The openers played carefully against the pace of Cummins and Mitchell Starc but after Rohit was given a life on two – dropped at square leg by a leaping Nathan Coulter-Nile – they cut free.
Dhawan went after Coulter-Nile, taking three fours from his first over, and when Zampa’s leg-spin was introduced, Rohit thrashed his first ball for four.
They both reached 50, sharing a 127-run stand, before Rohit was caught behind trying to guide Coulter-Nile over the keeper.
Captain Kohli, who had spent the opening stages of the match standing in the dressing room, glued to the TV coverage, was cheered loudly to the crease.
The Australians were booed when they appealed against him, but Kohli struggled at first, settling for manipulating the field after a handful of wild drives against the seamers.
Dhawan brought up his hundred thanks to an overthrow – he was given an extended ovation – and, even after he was caught at deep mid-wicket off Starc, India did not let up.
Pandya was pushed up the order and dropped first ball by a diving Carey, but slog-swept Zampa and Maxwell for sixes before slapping Cummins through backward point.

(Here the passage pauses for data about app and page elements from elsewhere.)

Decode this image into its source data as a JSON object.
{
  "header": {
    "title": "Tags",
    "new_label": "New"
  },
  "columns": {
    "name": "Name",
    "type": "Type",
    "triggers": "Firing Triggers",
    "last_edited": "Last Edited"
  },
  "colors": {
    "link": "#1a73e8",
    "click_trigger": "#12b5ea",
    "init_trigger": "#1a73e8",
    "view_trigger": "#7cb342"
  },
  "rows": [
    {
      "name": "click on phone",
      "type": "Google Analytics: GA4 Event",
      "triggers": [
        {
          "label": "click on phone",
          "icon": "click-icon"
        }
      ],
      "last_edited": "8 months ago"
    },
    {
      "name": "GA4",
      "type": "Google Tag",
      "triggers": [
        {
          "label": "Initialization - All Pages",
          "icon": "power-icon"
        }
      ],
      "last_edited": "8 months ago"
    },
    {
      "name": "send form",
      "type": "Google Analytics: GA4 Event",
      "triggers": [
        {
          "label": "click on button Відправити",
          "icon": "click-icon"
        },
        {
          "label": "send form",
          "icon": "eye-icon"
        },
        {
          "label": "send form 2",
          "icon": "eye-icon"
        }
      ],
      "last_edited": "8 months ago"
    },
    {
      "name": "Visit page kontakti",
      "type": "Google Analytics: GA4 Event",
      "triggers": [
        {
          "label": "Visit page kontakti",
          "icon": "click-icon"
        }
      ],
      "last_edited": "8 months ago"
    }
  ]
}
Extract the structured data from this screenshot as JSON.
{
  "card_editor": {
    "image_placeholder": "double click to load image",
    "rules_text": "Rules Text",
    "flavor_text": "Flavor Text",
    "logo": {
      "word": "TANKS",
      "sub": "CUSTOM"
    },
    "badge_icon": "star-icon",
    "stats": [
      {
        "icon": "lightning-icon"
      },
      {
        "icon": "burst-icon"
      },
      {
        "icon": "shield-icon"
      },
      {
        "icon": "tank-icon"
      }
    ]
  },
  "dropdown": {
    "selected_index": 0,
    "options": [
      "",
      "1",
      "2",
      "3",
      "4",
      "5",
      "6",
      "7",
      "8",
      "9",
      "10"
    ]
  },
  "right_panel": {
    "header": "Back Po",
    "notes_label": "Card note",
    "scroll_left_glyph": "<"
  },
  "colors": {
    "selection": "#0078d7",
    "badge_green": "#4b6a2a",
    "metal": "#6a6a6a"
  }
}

Pandya holed out at mid-off off Cummins, MS Dhoni fell to a stunning caught and bowled by Marcus Stoinis – the seamer sticking out his right hand in his follow-through – and Kohli fell to the penultimate ball of the innings.
Australia toil in sluggish chase
Smith and Warner might be used to the chorus of boos that greets them in England but it was Kohli who intervened when the India fans barracked them.
Smith was jeered as he fielded in the deep; Kohli asked the fans to quieten down and applaud instead, which Smith acknowledged by shaking his hand.
In front of such a partisan crowd, every Australia boundary was greeted with silence. Not that there were many, as Australia made an odd start to a chase that never really accelerated until the 37th over.
The opening partnership of Finch and Warner was solid if not explosive, worth 61 before Finch, the more fluent of the two, was run out by a fine throw from Kuldeep Yadav at deep point having been called through by his partner.
Warner has looked scratchy since his return to international cricket but this – a blockbuster game in front of a sell-out crowd with Australia needing a record total to win – seemed made for him.
However, it was an oddly subdued innings. His 77-ball fifty, met by silence from the crowd, was his slowest in one-day cricket.
Warner hit only five fours and with India’s spinners operating in tandem struggled to rotate the strike. When he was eventually dismissed, caught at deep mid-wicket off spinner Yuzvendra Chahal, it felt like an anti-climax.
Smith seemed unable to hit out, although Khawaja struck a six in his 42 before he inside edged on to his stumps.
Maxwell added the impetus that had been missing. His first ball from Bumrah was hammered for four and he hit Kumar for back-to-back boundaries in the next over.
Smith also accelerated and for the first time, the capacity crowd fell silent.
But there was too much for Maxwell to do and wickets fell quickly. Smith and Stoinis fell in the space of two Kumar deliveries, Maxwell was caught in the deep trying to force the rate and once Coulter-Nile, who made 92 off 60 balls against West Indies on Thursday, was caught at deep mid-wicket, the crowd found their voice again. (BBC Sport)